there is not cut and dry answer as a matter of fact the US is one of the few country in the world that nueters males as routine for population control. There is evidence on the health side that still sapying a female overall is healthier than not but that is very close in Males unfortunatle the evidence points to leaving them intacted as healthier for them.
Ok on the the hieght issue early sapying that is juvenile spay at the age of 8-16 weeks delays the closure of the growth plates. as it is assumed the sex hormones play a part in the signaling to close. That means on average the early spay/nuetered dog is 1/4 taller than the same intacted dog. This increase in hight gets smaller as the age the dog is spayed become older. Not a lot but it can be significant as you see mean the difference in being able to compete or not there are also some ortho issue that may be exaserbated by this extra hight hip displasia. Acl injuries etc. Also the delay in closure of the growth plate may have and effect on things like angular limb deformities and such if the age of the dog at spaying occurs at the time of or after some growth plates close but not all. this could cause a delay in closing of some of the open plate creating an uneven unatural growth rate between bone pairs.
Also early spay and nueter effect the appearance of the dog they tend to look more juvenile and less like adults,.
Gonadectomy in immature dogs: effects on skeletal, physical, and behavioral development
see the following articles
Early Spay-Neuter Considerations for the Canine Athlete
Growth plate closure was delayed (group I vs group III; P less than 0.000001; group II vs group III, P less than 0.000001) in all neutered dogs, as compared with sexually intact dogs. Growth plate closure was delayed longer (group I vs group II, P less than 0.000045) in dogs neutered at 7 weeks old, compared with dogs neutered at 7 months old. The rate of growth was unaffected by gonadectomy, but the extended growth period resulted in greater final radial/ulnar length in all male dogs and bitches neutered at 7 weeks.
One Veterinarian's Opinion
Keep in mind in this article early spay/nueter is defined as before sexual maturity ie 14-18 months for the average dog.
Rebutal to Chris Zink
Couple things obvious the person that Chris Zink is female, that this was specifical address to dogs destine to become or participate in atheletic endevor not all dogs and this author clear did not understand Ms zink use of early spay and nueter to mean before sexual maturity vs the more common definition of before normal six month spaying i.e. juvinile spaying at 8-16 weeks alot of the argument become mute when this is understood.
Long-Term Health Risks and Benefits Associated with Spay / Neuter in Dogs
On balance, it appears that no compelling case can be made for neutering most male dogs, especiallyimmature male dogs, in order to prevent future health problems. The number of health problems associated with neutering may exceed the associated health benefits in most cases.
On the positive side, neutering male dogs
eliminates the small risk (probably <1%) of dying from testicular cancer
reduces the risk of non-cancerous prostate disorders

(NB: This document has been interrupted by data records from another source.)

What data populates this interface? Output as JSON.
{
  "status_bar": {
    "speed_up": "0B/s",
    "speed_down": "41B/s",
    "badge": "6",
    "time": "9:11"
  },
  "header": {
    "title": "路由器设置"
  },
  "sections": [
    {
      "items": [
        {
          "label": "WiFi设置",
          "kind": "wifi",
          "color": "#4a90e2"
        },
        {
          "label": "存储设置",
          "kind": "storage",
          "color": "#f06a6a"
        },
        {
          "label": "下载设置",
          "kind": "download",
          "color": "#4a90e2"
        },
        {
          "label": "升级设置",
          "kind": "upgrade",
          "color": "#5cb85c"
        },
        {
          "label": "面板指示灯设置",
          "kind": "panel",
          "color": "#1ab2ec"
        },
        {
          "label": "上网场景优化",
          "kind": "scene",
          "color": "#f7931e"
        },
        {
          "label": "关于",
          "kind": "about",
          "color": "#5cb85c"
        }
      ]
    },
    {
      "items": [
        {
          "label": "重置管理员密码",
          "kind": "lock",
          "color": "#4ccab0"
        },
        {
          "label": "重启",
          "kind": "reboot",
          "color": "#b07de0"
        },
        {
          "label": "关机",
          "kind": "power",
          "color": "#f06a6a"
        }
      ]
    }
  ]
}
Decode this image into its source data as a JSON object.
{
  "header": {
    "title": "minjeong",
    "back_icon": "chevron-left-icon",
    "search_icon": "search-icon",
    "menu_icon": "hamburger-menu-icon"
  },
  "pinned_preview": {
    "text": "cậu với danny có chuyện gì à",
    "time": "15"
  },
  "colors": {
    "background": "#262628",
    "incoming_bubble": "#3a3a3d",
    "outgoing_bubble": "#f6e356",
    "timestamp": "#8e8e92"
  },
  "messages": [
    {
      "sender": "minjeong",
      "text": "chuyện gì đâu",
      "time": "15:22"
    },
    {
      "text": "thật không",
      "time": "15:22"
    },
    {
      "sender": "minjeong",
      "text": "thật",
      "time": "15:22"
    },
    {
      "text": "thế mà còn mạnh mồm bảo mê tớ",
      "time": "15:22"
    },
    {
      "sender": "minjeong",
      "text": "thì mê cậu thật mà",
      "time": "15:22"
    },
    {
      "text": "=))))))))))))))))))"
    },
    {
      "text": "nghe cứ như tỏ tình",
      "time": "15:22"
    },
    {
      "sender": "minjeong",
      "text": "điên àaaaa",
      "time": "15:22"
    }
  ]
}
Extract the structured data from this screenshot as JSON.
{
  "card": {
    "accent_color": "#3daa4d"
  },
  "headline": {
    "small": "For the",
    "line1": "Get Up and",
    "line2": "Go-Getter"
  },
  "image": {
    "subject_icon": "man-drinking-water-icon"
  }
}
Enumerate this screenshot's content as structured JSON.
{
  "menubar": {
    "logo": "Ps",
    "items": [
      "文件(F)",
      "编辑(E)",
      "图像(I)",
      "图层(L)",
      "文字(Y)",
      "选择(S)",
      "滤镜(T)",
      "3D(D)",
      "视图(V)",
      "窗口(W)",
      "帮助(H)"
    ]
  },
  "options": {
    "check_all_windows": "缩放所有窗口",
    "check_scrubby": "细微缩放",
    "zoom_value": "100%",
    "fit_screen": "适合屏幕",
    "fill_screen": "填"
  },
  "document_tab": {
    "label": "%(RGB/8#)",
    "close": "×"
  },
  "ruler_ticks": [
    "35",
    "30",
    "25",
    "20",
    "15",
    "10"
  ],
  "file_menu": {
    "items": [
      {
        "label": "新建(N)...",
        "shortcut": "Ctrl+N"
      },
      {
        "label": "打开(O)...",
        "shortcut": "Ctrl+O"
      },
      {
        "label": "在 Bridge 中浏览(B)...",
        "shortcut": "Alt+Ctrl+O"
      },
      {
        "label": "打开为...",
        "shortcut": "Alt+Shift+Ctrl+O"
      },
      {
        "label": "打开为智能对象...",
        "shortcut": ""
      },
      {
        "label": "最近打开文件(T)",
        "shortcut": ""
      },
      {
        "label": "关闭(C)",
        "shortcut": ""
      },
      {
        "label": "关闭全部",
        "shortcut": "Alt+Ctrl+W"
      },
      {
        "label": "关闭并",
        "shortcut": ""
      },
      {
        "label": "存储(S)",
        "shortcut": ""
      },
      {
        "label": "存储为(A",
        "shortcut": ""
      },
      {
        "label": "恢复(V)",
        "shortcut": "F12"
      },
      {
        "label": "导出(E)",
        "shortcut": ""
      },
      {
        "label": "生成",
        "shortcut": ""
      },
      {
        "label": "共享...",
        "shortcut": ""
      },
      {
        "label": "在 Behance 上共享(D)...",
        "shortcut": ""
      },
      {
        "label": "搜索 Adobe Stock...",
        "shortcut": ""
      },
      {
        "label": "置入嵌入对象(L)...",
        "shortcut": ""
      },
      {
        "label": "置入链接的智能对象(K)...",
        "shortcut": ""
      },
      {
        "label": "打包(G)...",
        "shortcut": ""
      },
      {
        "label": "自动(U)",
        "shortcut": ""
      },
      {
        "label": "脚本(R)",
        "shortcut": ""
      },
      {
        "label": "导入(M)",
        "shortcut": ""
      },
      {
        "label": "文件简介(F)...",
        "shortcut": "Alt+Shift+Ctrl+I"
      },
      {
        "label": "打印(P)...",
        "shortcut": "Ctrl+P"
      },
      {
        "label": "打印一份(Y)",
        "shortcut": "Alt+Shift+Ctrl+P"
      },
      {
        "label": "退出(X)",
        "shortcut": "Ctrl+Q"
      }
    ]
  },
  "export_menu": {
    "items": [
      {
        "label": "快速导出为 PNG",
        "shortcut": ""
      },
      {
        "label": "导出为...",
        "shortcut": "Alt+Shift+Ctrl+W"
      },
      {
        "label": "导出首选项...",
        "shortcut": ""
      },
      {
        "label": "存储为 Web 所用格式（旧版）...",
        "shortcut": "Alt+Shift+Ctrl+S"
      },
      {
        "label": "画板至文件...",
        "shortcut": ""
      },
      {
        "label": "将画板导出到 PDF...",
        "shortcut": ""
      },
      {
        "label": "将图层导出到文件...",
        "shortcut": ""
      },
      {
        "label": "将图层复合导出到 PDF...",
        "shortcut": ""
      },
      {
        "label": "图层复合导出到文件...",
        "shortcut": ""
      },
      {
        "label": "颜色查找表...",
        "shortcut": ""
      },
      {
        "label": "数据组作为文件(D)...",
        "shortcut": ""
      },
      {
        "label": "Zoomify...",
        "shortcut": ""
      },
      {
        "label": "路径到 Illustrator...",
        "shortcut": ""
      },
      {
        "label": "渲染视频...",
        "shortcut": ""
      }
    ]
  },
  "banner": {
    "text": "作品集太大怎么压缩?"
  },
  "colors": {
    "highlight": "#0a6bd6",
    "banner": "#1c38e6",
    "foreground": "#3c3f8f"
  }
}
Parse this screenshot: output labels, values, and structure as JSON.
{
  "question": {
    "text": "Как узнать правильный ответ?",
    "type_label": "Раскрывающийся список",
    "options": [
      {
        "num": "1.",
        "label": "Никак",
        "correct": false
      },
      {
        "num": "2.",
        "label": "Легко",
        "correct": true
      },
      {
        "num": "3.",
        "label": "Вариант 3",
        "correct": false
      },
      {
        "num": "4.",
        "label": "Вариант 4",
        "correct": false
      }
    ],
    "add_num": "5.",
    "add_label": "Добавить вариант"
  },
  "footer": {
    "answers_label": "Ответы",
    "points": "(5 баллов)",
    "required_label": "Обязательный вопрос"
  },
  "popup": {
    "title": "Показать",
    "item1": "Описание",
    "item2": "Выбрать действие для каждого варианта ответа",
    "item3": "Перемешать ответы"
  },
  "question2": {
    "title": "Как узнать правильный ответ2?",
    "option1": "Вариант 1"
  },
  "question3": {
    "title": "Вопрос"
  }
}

reduces the risk of perianal fistulas
may possibly reduce the risk of diabetes (data inconclusive)
On the negative side, neutering male dogs
if done before 1 year of age, significantly increases the risk of osteosarcoma (bone cancer); this is a common cancer in medium/large and larger breeds with a poor prognosis.
increases the risk of cardiac hemangiosarcoma by a factor of 1.6
triples the risk of hypothyroidism
increases the risk of progressive geriatric cognitive impairment
triples the risk of obesity, a common health problem in dogs with many associated health problems
quadruples the small risk (<0.6%) of prostate cancer
doubles the small risk (<1%) of urinary tract cancers
increases the risk of orthopedic disorders
increases the risk of adverse reactions to vaccinations
Also population control the basic premise of nuetering is suspect as well since males can not have puppies population control is more effective when the female population is spayed rather than nuetering males.
Benefits of Castration in Male Dogs
Even though castration eliminates male dog’s reproductive capacity, the overall effect on pet overpopulation is minimal.
Contrary to popular belief, the study found little evidence that castration was an effective treatment for aggressive behavior in male dogs, and may exacerbate other behavioral problems. Further research will be needed to clarify the relationship between age of spaying/neutering and these apparent effects on behavior
The bigest Scientifically valid reasons to nuetering seem to be reduced incidence of urine marking and less desire to roam. Roaming is best cure with containment ie fence and Urine Marking is just as effectively treated by nuetering an adult as nuetering a puppy. There is not much of a scientific basis for nuetering male dogs. Like I said this is one of very few countries that do it routinely.